I hate Auburn.
With all due respect to Peter, he is entirely on the wrong track here. He is quite mistaken to attempt to minimize his favorite team's violation of N.C.A.A. rules; he needs to emphasize this flagrant flouting of this ludicrous regulation.
Effective in 2005, the N.C.A.A. instituted a rule to limit the length of a school's media guide. The rationale of these national nannies in Indianapolis was that schools blessed with long traditions, quality facilities, pleasant weather, and pretty co-eds were using their media guides to emphasize these facets of campus life, thereby gaining an unfair recruiting advantage over schools that lacked these attributes.
The N.C.A.A., indulging in the typical socialist fantasy of absolute egalitarianism (and accomplishing this objective 76 years ahead of schedule!), compelled Georgia to shorten its media guide from the 420-page behemoth that it was in 2004 to a lean 208 pages for 2005. This, reasoned Myles Brand and his sniveling minions, would force schools to cut the superfluous sections devoted to student recruitment and use their scant page allowance to list statistics and provide basic information for the news media to use.
It was a brilliant idea . . . to anyone who knows absolutely nothing about human nature, economics, or any other aspect of reality.
Where is Milton Friedman now that we need him?
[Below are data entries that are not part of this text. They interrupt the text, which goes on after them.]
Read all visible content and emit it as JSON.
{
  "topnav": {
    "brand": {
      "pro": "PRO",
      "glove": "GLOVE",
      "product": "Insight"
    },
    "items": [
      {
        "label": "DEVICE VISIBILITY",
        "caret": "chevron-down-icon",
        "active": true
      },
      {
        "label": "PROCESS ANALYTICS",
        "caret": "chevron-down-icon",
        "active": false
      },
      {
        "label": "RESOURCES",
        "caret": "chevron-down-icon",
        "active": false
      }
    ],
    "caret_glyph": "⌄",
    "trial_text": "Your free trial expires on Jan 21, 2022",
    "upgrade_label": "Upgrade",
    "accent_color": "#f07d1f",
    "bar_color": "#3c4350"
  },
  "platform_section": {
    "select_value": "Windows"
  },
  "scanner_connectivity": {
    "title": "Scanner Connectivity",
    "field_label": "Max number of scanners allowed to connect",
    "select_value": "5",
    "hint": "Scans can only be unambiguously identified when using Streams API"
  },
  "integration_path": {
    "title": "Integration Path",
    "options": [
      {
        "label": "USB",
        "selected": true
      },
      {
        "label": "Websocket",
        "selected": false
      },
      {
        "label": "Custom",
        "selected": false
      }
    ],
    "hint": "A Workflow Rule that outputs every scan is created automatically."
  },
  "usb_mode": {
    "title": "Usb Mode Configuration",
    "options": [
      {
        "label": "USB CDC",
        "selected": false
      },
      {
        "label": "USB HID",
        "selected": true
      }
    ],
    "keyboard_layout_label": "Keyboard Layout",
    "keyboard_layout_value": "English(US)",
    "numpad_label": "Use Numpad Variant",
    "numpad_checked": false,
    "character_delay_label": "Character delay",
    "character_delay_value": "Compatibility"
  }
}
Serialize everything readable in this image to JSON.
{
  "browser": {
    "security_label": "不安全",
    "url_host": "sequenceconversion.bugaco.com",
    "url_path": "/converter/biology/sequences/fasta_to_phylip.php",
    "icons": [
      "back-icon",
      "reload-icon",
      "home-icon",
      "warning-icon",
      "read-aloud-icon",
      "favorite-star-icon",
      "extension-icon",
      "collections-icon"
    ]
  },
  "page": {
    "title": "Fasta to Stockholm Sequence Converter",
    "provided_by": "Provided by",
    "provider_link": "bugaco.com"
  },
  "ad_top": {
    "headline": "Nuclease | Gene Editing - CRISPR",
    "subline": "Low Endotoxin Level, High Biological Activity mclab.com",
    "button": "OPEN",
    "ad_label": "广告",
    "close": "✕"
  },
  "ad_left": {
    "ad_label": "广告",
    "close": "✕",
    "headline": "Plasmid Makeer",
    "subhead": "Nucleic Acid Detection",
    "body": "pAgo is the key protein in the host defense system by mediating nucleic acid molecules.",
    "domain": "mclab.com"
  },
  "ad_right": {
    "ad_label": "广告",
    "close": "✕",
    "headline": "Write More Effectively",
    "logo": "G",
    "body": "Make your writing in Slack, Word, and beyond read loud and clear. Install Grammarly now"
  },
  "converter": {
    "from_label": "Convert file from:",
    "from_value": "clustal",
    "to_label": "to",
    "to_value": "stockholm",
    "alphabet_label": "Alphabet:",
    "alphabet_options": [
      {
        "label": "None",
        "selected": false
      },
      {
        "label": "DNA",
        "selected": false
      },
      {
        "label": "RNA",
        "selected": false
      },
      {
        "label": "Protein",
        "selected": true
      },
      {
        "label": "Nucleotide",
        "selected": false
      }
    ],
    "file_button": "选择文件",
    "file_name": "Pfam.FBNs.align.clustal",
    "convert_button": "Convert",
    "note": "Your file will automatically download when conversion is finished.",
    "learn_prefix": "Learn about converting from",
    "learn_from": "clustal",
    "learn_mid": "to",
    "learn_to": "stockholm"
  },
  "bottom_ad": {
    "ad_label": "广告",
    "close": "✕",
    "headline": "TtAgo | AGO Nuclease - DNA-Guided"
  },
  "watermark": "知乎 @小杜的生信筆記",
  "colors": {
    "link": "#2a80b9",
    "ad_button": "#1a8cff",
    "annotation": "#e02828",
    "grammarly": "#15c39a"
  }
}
The schools kept the portions of the media guide designed to appeal to prospective athletes and scanted the parts containing actual useful information. These practical data were relocated to the schools' websites, meaning that those of us who use a media guide as an encyclopedia of minutiae now encounter more difficulty in gleaning the requisite facts. In other words, the N.C.A.A. accomplished exactly the opposite of its objective by imposing an ill-conceived rule in furtherance of a goal of dubious worthiness.
I applaud Texas for publishing a media guide---in the spring, no less---that exceeds the idiotic page limitation imposed by a meddling sanctioning body that has far more important issues about which to worry. What will the N.C.A.A. do to these Lone Star State brigands? To what sanctions should the Longhorns be subject? Are probation, scholarship limitations, or fines proportional to the scarlet sin of publishing a media guide large enough to include actual media information? Oh, the horror, the horror!
Peter shouldn't be arguing that what Texas did is only an insignificant technical violation; he ought to be shouting from atop the Texas Tower, "Yeah, that's right . . . my team broke your little pansy rule! We decided 208 pages wasn't enough room to brag about our football heritage! You want to do something about it?"
Can they light this thing up to say "272" instead?
Frankly, I'm ashamed Georgia didn't do it first. I want to go back to a media guide with some heft to it. The 2004 Bulldog football media guide devoted seven pages to listing the starting offensive and defensive lineups since 1960, a dozen pages to listing every letterman in Georgia football history, and nine pages to listing Georgia's all-American players. There's an entire page dedicated to listing every game the 'Dawgs have ever played on artificial turf and three more taken up with a list of every televised game in Red and Black history.
I may never need that information, but it was there if I did . . . and, now, I have to look it up in my 2004 media guide, then piece it together for subsequent seasons. That, ladies and gentlemen, is your N.C.A.A. in action.
I salute Texas for recognizing that the 208-page limit was the dumbest numerical regulation since the Metric Conversion Act of 1975 and treating it accordingly. Brevity is a virtue only in those who have nothing worthwhile to say . . . and I offer that assertion from my vantage point as "college football's most verbose blogger." There are 118 other Division I-A schools that ought to follow the Longhorns' lead in this respect.
The revolution will not be televised . . . but it will take more than 208 pages to publish the manifesto!